The survey led by Singh has revealed that nearly 92 per cent of landless labourers in Punjab accessed loans from non-institutional sources, with this ratio being 40 per cent for marginal and 30 per cent for small farmers. Only 8 per cent of large farmers were reliant on non-institutional credit, which means they stand to benefit more from any scheme that will ultimately address only outstanding dues to commercial or cooperative banks.
Interestingly, the Akali Dal-BJP government has enacted the Punjab Settlement of Agricultural Indebtedness Act that provides for establishment of district-level forums and a state-level tribunal to help farmers reconcile and settle their non-institutional debts.

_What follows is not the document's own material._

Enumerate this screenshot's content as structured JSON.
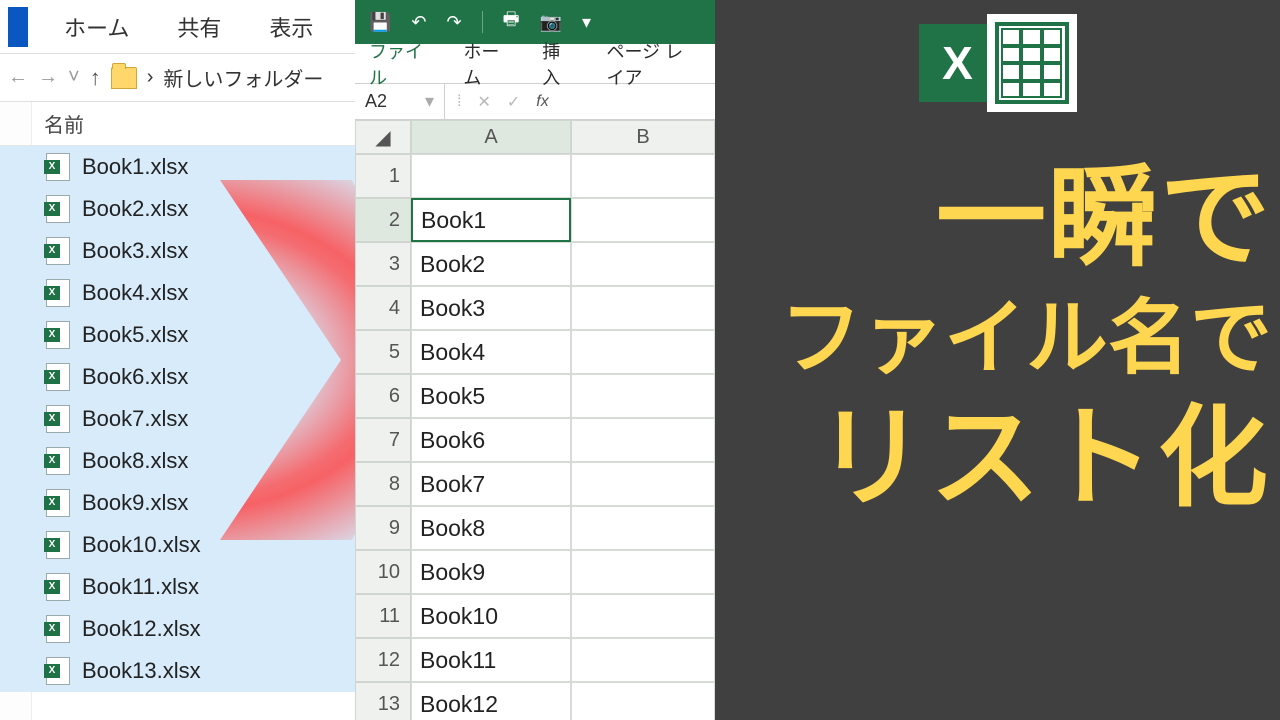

S S Johl, agricultural economist and chancellor of the Central University of Punjab at Bathinda, was clear that waiving off of debts isn’t going to end the miseries of farmers. “You need to address the problem at its roots. What is the guarantee that the farmer will not become indebted again after a waiver? The real solution to debt lies in increasing the income of farmers, which can come only when there is no mismatch between price realisations and production costs,” he said.
“Indebtedness will end only with the implementation of the M S Swaminathan commission’s recommendation to guarantee at least 50 per cent returns over cost of production while fixing minimum support prices for crops,” added Dakaunda.
Farmers, too, drew a link between their incomes and debt problems. “Till we don’t get good incomes from our fields, we will never come out of debt,” said Jasbir Singh, a six-acre farmer from Kang Sahbu village in Nakodar tehsil of Jalandhar, whose Rs one lakh loan taken a decade ago from a moneylender has now mounted to Rs 3.5 lakh.
“The arhtiyas charge 18-24 per cent interest, as against 11-13 per cent of the banks. But in cases of emergencies, we can rely only on the former, as the latter insist on too much of documentation and other procedures,” observed Ajit Singh, another farmer from Pasla village in Jalandhar’s Rurka Kalan tehsil.
Ravinder Singh Cheema, president of Punjab’s Arhtiya Association, warned political parties against making statements about waiving off farmers’ dues to commission agents: “It will break the trust bond between us and the farmers. Ultimately, it is they who will suffer if we stop lending to them”.
His statement captured the reality of agricultural situation in Punjab and much of India. Today, with crop prices depressed, farmer incomes are under pressure. And that is conducive for debt build-up, which state-imposed waivers can only temporarily fix.